On a Strong 2016 Man Booker International Shortlist, Ferrante Still Looks Like a Sure Thing


The revised Man Booker International prize is slowly coming into its clout. Before last year, the prize went to an author for her entire body of work; this fact separated it from the Man Booker Prize for Fiction (which originally was restricted to the Commonwealth) and made it a kind of lesser-known sibling to the Nobel. In 2015, the Man Group reconfigured the prize by making it yearly (instead of biennial) and awarding it on the basis of a single work. The last winner under the original rubric was László Krasznahorkai, a Hungarian writer who (in a just world) could win the Nobel. Who will be the first to win under the new scheme?

The winner, to be clear, will be an author and a translator. Specifically, the prize will go to Elena Ferrante and her translator Ann Goldstein, a woman some already believe to be Ferrante. (Did anyone consider that “Ferrante” might be an ingenious scam that allows Goldstein to keep prize money for herself?) Not only is Ferrante’s novel deserving and good; it’s also one of the strongest on the shortlist, which was announced yesterday. And it presents the final opportunity for the judges to default to the prize’s initial purpose: to award an author for her body of work. Ferrante will probably win the prize on the strength of the entire Neapolitan Quartet.

The remaining books are fine; some are excellent. (Though I would have preferred to see Marie NDiaye’s Ladivine, out in the US later this month and translated by Jordan Stump, or Eka Kurniawan’s Man Tiger, translated by Labodalih Sembiring.) Here is the complete shortlist:

A General Theory of Oblivion by José Eduardo Agualusa, translated by Daniel Hahn.

The Story of the Lost Child by Elena Ferrante, translated by Ann Goldstein.

The Vegetarian by Han Kang, translated by Deborah Smith.

The Four Books by Yan Lianke, translated by Carlos Rojas.

A Strangeness in My Mind by Orhan Pamuk, translated by Ekin Oklap.

A Whole Life by Robert Seethaler, translated by Charlotte Collins.
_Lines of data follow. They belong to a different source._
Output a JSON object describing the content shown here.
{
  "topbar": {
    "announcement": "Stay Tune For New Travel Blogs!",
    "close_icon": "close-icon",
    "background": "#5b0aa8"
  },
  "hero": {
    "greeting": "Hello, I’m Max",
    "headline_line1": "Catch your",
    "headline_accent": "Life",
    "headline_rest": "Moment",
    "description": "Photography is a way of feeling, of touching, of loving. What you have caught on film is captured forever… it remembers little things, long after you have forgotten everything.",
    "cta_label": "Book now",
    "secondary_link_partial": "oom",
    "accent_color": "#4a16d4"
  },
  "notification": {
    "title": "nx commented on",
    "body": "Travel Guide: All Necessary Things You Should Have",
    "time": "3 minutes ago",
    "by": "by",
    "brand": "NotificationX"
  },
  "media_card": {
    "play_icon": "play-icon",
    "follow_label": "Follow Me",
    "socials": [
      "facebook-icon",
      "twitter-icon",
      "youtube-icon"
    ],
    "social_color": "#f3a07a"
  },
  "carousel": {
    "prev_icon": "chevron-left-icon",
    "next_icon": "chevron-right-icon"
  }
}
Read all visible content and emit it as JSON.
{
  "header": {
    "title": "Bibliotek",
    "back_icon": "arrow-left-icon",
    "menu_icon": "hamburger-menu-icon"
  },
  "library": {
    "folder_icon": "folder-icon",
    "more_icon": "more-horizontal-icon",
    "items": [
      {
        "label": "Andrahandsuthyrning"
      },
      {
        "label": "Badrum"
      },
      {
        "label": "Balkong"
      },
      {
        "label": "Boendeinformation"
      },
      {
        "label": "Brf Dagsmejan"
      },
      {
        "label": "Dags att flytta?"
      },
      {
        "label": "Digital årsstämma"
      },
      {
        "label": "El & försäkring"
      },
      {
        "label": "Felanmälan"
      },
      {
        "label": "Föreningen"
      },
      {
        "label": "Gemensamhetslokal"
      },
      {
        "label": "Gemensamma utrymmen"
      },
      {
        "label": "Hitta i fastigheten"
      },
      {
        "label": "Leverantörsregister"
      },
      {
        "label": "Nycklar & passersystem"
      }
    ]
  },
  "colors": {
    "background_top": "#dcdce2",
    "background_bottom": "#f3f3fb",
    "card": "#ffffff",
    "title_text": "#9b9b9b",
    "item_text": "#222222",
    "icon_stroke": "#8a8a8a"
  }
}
Of the books on the shortlist, both Han Kang’s pleasingly weird The Vegetarian (one of the best novels published this year in the US) or Yan Lianke’s The Four Books could halt Ferrante’s inevitable lurch toward the prize. But, again, they won’t.

Does your prize have clout if it isn’t party to betting on Ladbrokes? The UK gambling site hasn’t held betting on the Man Booker International since 2011 (as far as I can tell). Still, how many prizes can claim a shadow jury? The blog “Tony’s Reading List” (which has the tagline “TOO LAZY TO BE A WRITER – TOO EGOTISTICAL TO BE QUIET”) assembled such a jury to police the judges of the International. I think their list is slightly better:

Elena Ferrante (Italy) & Ann Goldstein, The Story of the Lost Child (Europa Editions)

Han Kang (South Korea) & Deborah Smith, The Vegetarian (Portobello Books)

Maylis de Kerangal (France) & Jessica Moore, Mend the Living (MacLehose Press)

Yan Lianke (China) & Carlos Rojas, The Four Books (Chatto & Windus)

Marie NDiaye (France) & Jordan Stump, Ladivine (MacLehose Press)

Kenzaburō Ōe (Japan) & Deborah Boliver Boehm, Death by Water (Atlantic Books)

How will Ferrante accept the prize when she wins it on May 16? Will she send a comedian? Or Donna Haraway? Is she Donna Haraway? Will Donna Haraway send an abandoned doll to accept the prize? I don’t know.